This trial will run through April 9, 2009. For off-campus access, please login via VPN first (http://vpn.umbc.edu). Then follow the link under "News & Events" on the library homepage. For more info on remote access, please see http://aok.lib.umbc.edu/services/remoteaccess.php

Please let us know what you think.


March 19, 2009

Trial Database - American History in Video

UMBC now has trial access to American History in Video, providing a collection of videos for the study of American history including commercial and governmental newsreels, archival footage, public affairs footage, and important documentaries.

This trial will run through May 16, 2009. For off-campus access, please login via VPN first (http://vpn.umbc.edu). Then follow the link under "News & Events" on the library homepage. For more info on remote access, please see http://aok.lib.umbc.edu/services/remoteaccess.php

Please let us know what you think.


March 26, 2009

Women and Social Movements in the United States - New Features

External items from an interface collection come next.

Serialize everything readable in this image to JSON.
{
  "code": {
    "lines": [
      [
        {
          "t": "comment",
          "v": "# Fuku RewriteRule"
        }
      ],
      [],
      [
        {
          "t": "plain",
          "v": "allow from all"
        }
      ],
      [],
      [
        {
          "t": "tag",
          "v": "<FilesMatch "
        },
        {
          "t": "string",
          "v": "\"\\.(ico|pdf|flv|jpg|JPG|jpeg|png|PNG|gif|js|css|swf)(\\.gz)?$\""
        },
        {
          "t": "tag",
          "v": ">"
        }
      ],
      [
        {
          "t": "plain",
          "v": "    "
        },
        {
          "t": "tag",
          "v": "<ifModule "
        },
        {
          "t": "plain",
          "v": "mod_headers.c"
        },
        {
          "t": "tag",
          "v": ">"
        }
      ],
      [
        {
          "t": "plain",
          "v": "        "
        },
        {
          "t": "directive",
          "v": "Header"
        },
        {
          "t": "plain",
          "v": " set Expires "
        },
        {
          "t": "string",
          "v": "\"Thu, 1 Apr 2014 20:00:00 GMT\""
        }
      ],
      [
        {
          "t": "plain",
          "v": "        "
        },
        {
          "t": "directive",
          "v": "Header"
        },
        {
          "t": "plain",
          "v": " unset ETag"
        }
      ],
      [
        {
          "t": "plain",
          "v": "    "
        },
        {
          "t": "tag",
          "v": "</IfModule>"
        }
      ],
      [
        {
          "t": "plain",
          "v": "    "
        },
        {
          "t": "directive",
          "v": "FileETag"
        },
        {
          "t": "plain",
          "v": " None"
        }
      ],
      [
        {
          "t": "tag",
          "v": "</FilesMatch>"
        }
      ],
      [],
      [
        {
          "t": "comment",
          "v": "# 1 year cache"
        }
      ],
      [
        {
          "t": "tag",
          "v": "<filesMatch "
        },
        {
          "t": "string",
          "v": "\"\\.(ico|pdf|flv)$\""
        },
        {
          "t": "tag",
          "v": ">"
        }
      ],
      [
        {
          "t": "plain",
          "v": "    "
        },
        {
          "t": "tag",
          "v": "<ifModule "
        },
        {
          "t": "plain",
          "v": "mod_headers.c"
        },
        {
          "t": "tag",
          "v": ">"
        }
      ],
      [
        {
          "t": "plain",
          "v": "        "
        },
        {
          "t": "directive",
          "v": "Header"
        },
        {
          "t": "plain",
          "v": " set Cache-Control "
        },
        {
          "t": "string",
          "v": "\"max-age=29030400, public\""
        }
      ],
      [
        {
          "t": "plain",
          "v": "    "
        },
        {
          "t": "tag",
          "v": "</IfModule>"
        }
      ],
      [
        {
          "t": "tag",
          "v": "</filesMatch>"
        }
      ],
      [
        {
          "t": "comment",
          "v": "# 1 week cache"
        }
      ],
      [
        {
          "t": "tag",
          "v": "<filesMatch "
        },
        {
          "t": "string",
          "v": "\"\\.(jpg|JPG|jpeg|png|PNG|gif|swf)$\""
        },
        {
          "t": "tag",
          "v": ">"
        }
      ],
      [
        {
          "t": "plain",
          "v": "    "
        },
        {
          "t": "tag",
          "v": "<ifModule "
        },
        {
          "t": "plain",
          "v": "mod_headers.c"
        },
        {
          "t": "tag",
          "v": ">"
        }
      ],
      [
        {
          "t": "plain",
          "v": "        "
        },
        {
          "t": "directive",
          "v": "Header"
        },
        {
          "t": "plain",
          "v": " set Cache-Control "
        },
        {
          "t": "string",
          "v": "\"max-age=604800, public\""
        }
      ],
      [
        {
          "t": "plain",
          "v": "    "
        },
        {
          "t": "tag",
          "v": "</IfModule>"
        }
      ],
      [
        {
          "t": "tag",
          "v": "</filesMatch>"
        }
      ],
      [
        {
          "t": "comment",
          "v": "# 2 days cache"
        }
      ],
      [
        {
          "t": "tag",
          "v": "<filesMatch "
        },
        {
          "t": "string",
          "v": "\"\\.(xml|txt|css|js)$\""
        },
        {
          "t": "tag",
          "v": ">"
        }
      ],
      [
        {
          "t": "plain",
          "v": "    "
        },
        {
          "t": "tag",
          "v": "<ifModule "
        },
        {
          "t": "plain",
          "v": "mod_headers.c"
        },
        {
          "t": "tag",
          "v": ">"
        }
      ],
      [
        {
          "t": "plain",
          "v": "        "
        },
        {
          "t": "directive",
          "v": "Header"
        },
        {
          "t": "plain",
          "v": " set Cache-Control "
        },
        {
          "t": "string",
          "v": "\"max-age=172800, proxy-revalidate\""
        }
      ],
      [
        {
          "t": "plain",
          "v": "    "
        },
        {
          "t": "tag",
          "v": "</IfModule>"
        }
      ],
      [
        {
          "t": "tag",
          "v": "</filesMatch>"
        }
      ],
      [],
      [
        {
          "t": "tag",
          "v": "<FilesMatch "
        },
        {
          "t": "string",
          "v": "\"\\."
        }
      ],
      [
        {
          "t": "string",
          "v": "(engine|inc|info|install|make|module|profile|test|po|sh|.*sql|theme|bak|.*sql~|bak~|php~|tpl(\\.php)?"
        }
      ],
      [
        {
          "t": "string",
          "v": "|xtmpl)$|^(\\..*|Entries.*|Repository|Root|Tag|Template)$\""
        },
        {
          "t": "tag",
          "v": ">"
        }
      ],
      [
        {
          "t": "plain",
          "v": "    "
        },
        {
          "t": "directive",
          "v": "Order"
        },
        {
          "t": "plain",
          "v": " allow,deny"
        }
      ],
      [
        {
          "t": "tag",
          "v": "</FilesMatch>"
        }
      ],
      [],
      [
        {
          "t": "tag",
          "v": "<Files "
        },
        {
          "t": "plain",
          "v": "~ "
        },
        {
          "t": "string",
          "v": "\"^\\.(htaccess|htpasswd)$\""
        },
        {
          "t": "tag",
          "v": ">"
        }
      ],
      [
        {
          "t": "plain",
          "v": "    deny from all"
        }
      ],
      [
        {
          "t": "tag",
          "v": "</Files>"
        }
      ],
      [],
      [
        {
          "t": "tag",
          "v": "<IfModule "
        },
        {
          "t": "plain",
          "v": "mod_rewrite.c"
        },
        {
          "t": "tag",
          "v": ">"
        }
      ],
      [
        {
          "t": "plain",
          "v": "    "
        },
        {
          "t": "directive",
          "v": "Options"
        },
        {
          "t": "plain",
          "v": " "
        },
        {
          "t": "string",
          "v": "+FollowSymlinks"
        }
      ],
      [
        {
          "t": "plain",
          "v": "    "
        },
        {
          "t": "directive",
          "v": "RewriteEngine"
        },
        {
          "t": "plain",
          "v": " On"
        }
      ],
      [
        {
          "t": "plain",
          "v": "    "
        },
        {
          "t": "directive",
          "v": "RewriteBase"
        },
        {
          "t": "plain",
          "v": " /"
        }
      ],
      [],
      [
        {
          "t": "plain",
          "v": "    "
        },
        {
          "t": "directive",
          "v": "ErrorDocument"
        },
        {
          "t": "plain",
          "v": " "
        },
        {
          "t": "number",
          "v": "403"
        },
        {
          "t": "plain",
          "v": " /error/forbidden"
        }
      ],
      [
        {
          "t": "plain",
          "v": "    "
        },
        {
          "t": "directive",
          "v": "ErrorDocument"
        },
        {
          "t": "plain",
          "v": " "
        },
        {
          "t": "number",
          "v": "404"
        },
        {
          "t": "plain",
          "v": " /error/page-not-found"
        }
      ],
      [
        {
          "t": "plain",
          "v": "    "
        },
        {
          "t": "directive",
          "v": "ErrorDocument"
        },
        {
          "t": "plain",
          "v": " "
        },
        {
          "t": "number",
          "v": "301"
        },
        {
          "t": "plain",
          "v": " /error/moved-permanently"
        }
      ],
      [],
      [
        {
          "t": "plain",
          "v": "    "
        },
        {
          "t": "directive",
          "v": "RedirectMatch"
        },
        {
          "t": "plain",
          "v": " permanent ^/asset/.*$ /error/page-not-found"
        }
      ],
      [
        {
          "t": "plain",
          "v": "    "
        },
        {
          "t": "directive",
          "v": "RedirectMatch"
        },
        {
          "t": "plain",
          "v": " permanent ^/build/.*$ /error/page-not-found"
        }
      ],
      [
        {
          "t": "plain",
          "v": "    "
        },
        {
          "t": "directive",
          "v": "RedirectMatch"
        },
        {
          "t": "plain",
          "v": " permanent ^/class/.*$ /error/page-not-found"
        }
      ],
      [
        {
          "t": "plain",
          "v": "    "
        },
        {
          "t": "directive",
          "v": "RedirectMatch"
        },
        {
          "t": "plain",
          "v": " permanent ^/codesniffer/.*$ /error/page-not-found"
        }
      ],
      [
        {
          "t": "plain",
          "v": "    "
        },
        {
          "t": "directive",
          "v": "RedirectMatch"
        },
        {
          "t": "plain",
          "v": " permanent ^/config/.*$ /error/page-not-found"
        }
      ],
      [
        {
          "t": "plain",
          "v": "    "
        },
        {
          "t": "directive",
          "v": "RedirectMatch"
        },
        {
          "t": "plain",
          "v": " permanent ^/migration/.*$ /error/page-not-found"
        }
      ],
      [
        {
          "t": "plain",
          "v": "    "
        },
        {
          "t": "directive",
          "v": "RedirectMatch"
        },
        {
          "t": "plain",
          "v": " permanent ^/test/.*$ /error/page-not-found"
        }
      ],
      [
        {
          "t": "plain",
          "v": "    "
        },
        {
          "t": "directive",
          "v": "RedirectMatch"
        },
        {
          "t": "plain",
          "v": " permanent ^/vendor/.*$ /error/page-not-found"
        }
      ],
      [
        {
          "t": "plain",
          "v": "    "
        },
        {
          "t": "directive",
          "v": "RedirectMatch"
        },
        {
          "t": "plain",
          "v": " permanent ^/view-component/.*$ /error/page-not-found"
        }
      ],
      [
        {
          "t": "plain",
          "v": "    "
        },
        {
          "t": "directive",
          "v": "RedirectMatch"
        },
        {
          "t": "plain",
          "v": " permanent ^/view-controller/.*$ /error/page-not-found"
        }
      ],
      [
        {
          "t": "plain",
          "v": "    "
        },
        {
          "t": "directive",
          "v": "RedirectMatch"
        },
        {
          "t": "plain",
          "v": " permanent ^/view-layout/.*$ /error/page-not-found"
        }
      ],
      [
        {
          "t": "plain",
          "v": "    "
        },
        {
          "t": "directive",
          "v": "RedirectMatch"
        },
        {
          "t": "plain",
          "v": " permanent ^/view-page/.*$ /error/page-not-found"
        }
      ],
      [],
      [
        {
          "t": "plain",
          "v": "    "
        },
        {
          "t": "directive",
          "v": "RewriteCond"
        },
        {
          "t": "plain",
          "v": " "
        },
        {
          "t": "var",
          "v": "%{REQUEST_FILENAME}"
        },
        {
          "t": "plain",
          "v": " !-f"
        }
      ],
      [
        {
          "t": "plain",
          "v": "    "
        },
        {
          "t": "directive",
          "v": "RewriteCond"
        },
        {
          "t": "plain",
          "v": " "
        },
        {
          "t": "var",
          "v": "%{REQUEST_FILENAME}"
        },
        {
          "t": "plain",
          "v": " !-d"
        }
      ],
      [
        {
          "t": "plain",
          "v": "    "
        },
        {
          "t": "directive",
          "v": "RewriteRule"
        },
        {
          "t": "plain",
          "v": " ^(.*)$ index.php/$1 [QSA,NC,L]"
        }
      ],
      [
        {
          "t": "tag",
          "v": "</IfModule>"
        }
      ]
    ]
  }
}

I am pleased to announce a new release of Women and Social Movements in the United States, bringing the collection to over 35,000 documents from nearly 150,000 pages of full text.

You will notice there is new software architecture. The interface provides an entirely new way to search and browse the database. The database provider is making many changes to improve the site's accessibility and functionality.

This release adds two new document projects (for a total of 90 projects):
- How Did Women's Antislavery Fiction Contribute to Debates about Gender, Slavery, and Abolition, 1828-1856?, by Holly M. Kent
- How Did American and Japanese Gender Hierarchies Shape Japanese Women's Participation in the Transnational WCTU Movement in the 1880s?, by Rumi Yasutake

This release also introduces "document archives," which bring additional primary source documents to the collection. Like the document projects which have been in the collection all along, document archives are primary source documents organized by topic. The difference is that the archives contain less scholar commentary and more primary source documents, giving historians and their students the opportunity to form their own interpretation of the sources. In other words, the archives present primary sources without the pedagogical apparatus. Each archive is prefaced by just a brief introductory essay, but no abstract or annotated sources (as users will find in the more scholarly document projects).

The first document archive is featured in this release and was assembled by scholar Jana Brubaker. The archive focuses on Elizabeth Glendower Evans, a noted Boston reformer in the first third of the twentieth century. This archive contains 79 documents.

Please let us know what you think about these changes.